New research by The Oral Health Foundation has highlighted the risks associated with oral piercings.
They found that 43% of people with oral piercings choose to have their tongue pierced. A third of those had a lip piercing, with cheek and gum piercings coming in at 3% and 7% retrospectively.
Research also showed that 13% of those with oral piercings had more than one – indicating the current popularity of the trend.
The dental charity is urging those planning on getting an oral piercing to consider the risks associated and to be aware of the potential health problems that could arise.
CEO of the Oral Health Foundation, Dr Nigel Carter OBE, said:
“Not everybody realises the potential long and short term damages that [oral piercings] can have on our mouths.
“Oral piercings are a major cause of chipped or cracked teeth due to trauma when they come into contact with the teeth; many people even have a habit of biting or playing with their piercing which can be extremely dangerous and can often lead to extensive dental work.
“The mouth also contains a huge amount of bacteria and is an ideal place for infection to arise, this is especially the case with new piercings as it is an open wound and needs constant care and attention to prevent infection. An infection can quickly lead to other more serious conditions such as blood poisoning (septicaemia).
“The act of getting a piercing is itself very dangerous as if done incorrectly can cause issues such as permanent numbness of the tongue, blood loss, excessive swelling which affects breathing and swallowing and and in severe cases and increased risk of HIV and Hepatitis B.”
The Oral Health Foundation advises people to keep piercings as clean as possible using an antiseptic mouthwash.

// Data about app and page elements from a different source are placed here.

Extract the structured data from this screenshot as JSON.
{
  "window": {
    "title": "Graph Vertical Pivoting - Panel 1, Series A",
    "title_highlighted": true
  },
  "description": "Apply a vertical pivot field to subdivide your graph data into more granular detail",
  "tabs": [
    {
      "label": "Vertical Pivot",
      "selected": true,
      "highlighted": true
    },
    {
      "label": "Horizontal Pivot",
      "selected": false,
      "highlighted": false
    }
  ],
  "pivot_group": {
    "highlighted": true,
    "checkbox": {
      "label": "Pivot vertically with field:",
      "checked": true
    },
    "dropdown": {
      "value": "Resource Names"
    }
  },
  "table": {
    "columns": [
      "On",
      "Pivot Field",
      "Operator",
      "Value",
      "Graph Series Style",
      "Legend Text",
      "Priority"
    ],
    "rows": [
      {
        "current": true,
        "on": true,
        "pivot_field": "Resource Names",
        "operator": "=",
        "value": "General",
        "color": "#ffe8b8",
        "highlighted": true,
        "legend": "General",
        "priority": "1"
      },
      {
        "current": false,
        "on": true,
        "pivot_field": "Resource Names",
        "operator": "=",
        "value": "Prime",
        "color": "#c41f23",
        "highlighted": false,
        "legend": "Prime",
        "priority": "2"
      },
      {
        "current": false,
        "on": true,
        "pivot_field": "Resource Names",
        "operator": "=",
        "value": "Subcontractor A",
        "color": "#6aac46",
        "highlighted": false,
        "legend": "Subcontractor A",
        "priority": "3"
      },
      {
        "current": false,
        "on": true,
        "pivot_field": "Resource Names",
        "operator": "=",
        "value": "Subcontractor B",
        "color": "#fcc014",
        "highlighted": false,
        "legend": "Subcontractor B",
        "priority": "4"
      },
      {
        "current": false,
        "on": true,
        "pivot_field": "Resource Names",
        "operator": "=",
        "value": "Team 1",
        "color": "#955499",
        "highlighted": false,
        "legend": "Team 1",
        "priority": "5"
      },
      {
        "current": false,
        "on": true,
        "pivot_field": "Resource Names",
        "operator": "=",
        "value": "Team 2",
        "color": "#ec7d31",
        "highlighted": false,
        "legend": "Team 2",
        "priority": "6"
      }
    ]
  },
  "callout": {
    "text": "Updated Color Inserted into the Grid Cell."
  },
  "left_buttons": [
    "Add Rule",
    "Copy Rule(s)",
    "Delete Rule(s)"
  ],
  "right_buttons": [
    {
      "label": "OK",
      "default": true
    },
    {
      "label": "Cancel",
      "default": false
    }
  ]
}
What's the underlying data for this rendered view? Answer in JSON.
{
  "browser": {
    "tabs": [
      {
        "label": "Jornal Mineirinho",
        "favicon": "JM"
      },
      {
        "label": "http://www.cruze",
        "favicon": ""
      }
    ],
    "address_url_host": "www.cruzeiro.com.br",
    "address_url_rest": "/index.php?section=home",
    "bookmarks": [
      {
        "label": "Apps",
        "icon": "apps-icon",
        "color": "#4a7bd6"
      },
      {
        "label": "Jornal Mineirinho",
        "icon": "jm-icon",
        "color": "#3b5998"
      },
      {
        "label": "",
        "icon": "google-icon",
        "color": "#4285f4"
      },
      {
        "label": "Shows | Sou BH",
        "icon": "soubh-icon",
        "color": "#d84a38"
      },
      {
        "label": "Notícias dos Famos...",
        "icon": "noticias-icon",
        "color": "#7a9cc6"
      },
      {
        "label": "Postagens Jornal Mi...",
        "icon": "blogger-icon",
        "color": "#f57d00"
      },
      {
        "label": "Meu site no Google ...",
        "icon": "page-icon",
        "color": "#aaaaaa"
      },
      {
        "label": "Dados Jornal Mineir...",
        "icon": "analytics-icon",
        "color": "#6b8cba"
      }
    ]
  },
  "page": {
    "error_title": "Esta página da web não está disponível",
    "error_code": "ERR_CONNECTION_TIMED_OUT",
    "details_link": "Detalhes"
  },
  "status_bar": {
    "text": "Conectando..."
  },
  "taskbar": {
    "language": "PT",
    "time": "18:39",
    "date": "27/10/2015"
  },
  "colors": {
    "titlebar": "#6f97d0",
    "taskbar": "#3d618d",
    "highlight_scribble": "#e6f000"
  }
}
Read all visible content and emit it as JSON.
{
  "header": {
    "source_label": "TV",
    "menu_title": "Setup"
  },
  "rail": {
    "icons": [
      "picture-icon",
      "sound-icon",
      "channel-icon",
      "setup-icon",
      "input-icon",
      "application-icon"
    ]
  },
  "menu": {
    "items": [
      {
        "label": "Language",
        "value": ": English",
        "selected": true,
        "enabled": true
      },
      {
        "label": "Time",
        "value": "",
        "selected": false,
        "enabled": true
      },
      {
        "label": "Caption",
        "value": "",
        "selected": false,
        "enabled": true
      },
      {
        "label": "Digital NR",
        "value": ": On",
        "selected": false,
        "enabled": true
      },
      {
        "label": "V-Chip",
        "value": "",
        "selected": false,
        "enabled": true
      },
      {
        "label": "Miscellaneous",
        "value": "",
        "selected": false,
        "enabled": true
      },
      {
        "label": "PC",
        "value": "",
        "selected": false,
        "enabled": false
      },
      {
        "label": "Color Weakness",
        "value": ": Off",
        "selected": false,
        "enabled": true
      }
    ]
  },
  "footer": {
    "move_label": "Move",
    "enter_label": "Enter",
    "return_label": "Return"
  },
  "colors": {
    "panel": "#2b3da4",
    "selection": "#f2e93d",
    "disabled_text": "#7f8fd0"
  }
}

Try to avoid playing with piercings and be careful to ensure they do not come into contact with teeth, which could lead to tooth wear and dental intervention. When playing sports, it’s wise to remove your jewellery, and continue to visit your dentist for regular check ups.